    You don’t even have to go out deliberately while away. Just keep an eye out when going to the store, or even driving along the road.


  3. I LOVE looking at your trash/garbage/way cool finds!
    I’m thinking your first find is a teeny tiny samovar. I sort of have one like it in my Etsy shop.Here it is.

    Here’s a question though. What time do you usually go out? I don’t mind poking through recycle and trash but if my neighbors witnessed me . . . not sure how it would go over. Maybe I need to go to another neighborhood 🙂

    1. Depends when things are picked up. I usually go in the morning when the pickup is in the morning, but in Montreal there are sometimes evening pickups so I’ll go out then as well. You could go out the night before but maybe people will wait until morning to put stuff out, meaning that you’ll miss out on a fair bit of stuff (though you might still find great things).

      It is kind of awkward to dig through the neighbours trash. I’d suggest going somewhere where you aren’t recognized. Otherwise if the garbage is far too tempting to ignore you could wear a fake moustache and pretend you were someone else, haha

    1. These traditional styled coffee pots are used not only in Turkey, but all over the Middle East. Wonderful find.
      I love this site what you are doing!

  4. Found couple of links,
    just a suggestion, if you go to get this “validated” somewhere, go to an actual book dealer/appraiser, as opposed to a religious institution.

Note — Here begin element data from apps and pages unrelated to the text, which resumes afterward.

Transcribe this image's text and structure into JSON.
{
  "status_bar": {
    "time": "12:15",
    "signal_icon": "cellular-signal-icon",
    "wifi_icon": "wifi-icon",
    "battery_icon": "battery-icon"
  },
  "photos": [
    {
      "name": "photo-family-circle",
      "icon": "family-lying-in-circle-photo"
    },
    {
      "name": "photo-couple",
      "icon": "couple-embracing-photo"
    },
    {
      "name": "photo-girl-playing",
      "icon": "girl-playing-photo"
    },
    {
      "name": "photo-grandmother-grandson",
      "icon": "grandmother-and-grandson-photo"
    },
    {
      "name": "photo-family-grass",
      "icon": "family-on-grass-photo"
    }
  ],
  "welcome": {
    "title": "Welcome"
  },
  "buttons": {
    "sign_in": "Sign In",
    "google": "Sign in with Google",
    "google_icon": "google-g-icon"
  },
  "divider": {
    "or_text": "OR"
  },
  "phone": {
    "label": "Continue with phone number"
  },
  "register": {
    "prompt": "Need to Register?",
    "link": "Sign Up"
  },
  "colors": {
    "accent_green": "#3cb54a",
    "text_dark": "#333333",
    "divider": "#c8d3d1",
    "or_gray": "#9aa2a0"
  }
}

One never knows, if it will turn out to be something someone does not think you should “have”, etc.. Few months back, a Canadian sent a famous artwork to France to get “validated”, and last week it hit the news, that over there, (France) the “experts” have decided it is a forgery, and will be BURNING it. Guess that one is in court.

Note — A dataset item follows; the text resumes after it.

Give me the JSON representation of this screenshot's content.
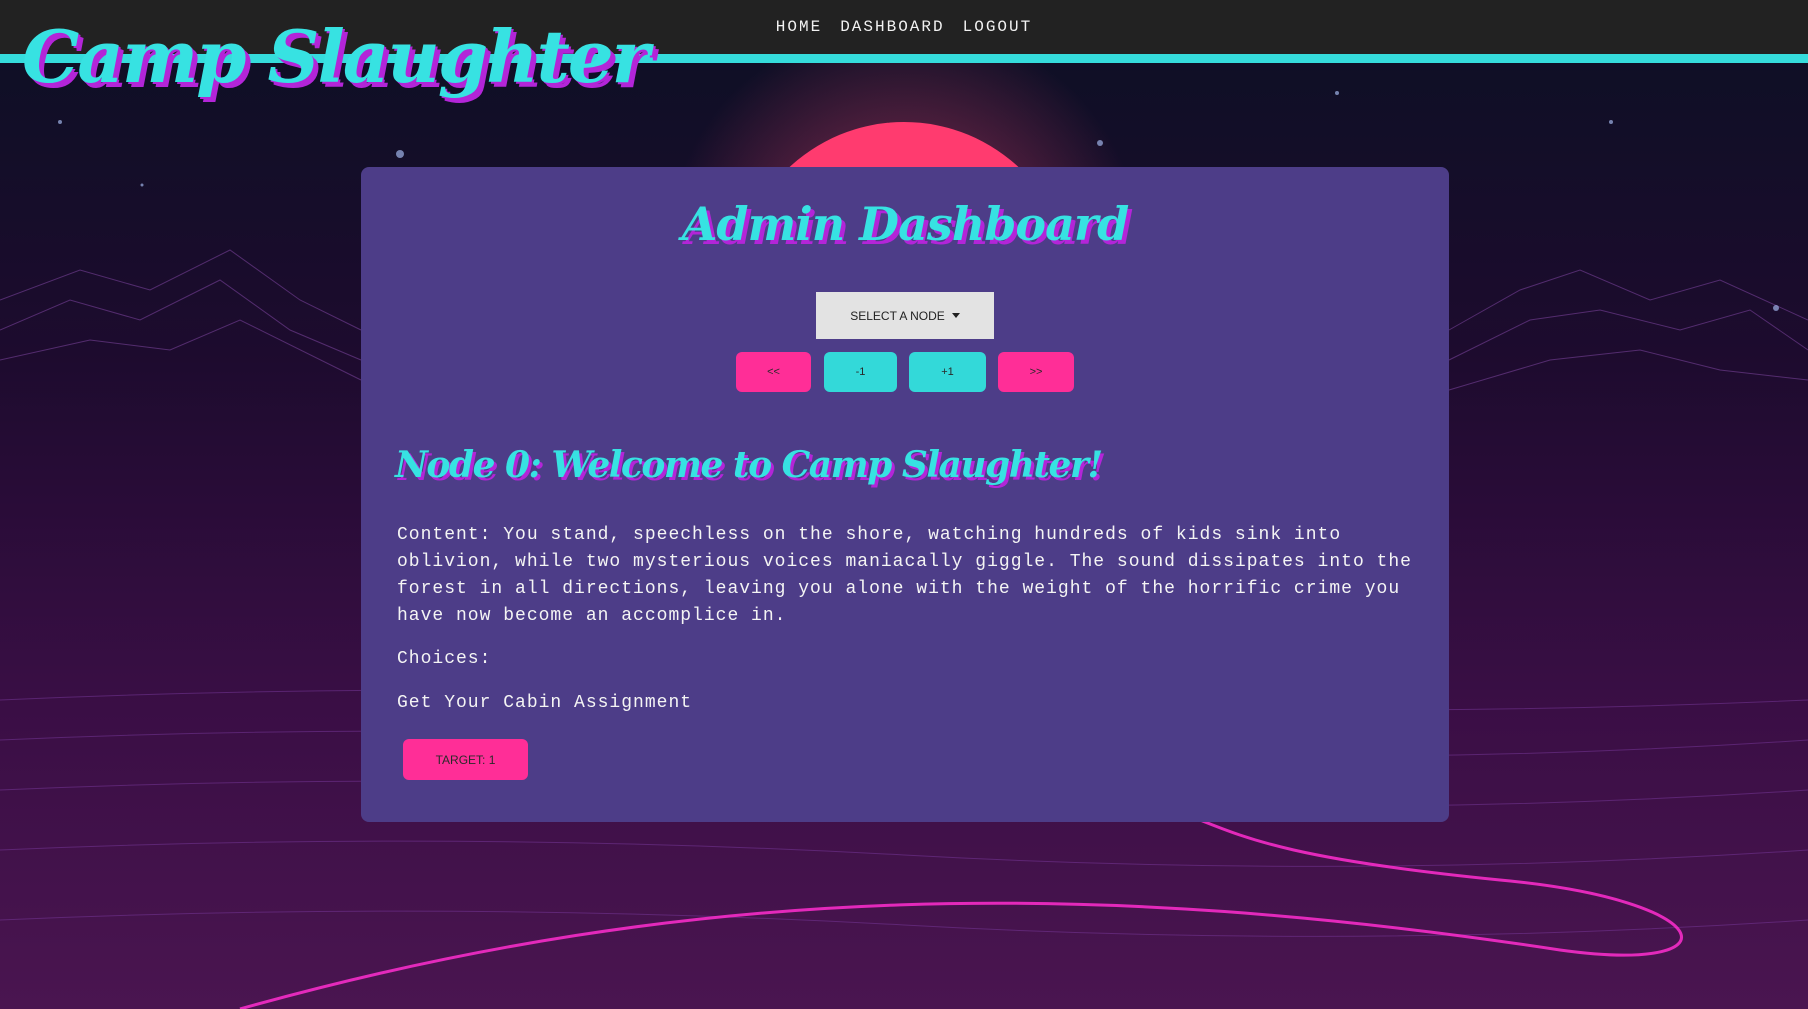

    Not the same, but…

  5. Your blog is a numismatist’s treasure trove.I love old coins and I am shocked to see so many people thow out old coins as well as regular Canadian money in the trash.You seem to be finding coins regularly in the trash in the last few months.Are rich people just lazy or selfish?

  6. Yes, it looks like a Turkish coffee pot; tho’ it also could be a tea pot for the delicious blend of mint and green tea that is made very sweet with sugar.

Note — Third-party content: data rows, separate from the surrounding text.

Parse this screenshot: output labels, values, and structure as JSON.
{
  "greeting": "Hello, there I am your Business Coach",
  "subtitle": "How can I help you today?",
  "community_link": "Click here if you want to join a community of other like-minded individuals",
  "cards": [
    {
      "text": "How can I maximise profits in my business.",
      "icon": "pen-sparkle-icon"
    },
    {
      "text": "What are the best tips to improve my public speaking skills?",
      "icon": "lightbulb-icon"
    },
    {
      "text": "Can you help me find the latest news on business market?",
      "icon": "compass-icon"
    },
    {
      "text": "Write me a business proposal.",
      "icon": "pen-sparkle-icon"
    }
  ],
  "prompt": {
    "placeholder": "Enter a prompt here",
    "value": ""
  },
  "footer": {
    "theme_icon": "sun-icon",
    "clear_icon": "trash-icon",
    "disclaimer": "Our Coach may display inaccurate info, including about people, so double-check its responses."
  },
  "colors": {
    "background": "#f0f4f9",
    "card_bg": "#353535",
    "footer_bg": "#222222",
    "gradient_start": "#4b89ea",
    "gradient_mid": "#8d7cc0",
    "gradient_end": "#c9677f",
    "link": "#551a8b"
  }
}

  7. Wow,Wow,Martin.You are literally finding money in the trash.Lucky man.I propose you take a week off and go spend time visiting sites in Ottawa and lodging with a friend for cheap.There also go look through trash in different neighborhoods,rescue good stuff and report your finds on this blog.

  8. hey Martin,
    just thought, you mention you are going to Edmonton, maybe you should do a few garbage runs there?

    I have run across a few blogs out of Edmonton, think there is a community of “trash pickers” there abouts.

  9. I do urbex at Frontier Town, and have been looking for memorabilia, actually, for the project I’m working on about it (have also been looking for a few Champlain Bridge tokens for a jewellry project). Depending what you want for them, I’d be willing to take some stuff off your hands…

      1. Sorry this took me so long, my life gets kind of crazy sometimes (full time teacher with a side gig in writing and doing a masters). I just emailed you 🙂

  10. I just noticed the one for Arto’s Land of Make Believe, I got some shots there before it was carried away by Hurricane Irene. By the looks of it (Frontier Town, Ausable Chasm, High Falls Gorge, Whiteface, Land of Make Believe), they were pretty fond of the Adirondacks.

  11. Wow! You brought back some good memories this morning! I went to frontier Town when I was a kid, and I almost thought it was a dream until I saw the pamphlets you found!
    As for the microscope, I’ve saved many from a secondary school trash. If you want one… The only problem is that I live in Sept-Iles and since it is quite heavy, the shipping fees would be huge! Maybe you should begin checking schools’ trash bins!
    Have a nice week on the road!

Comments are closed.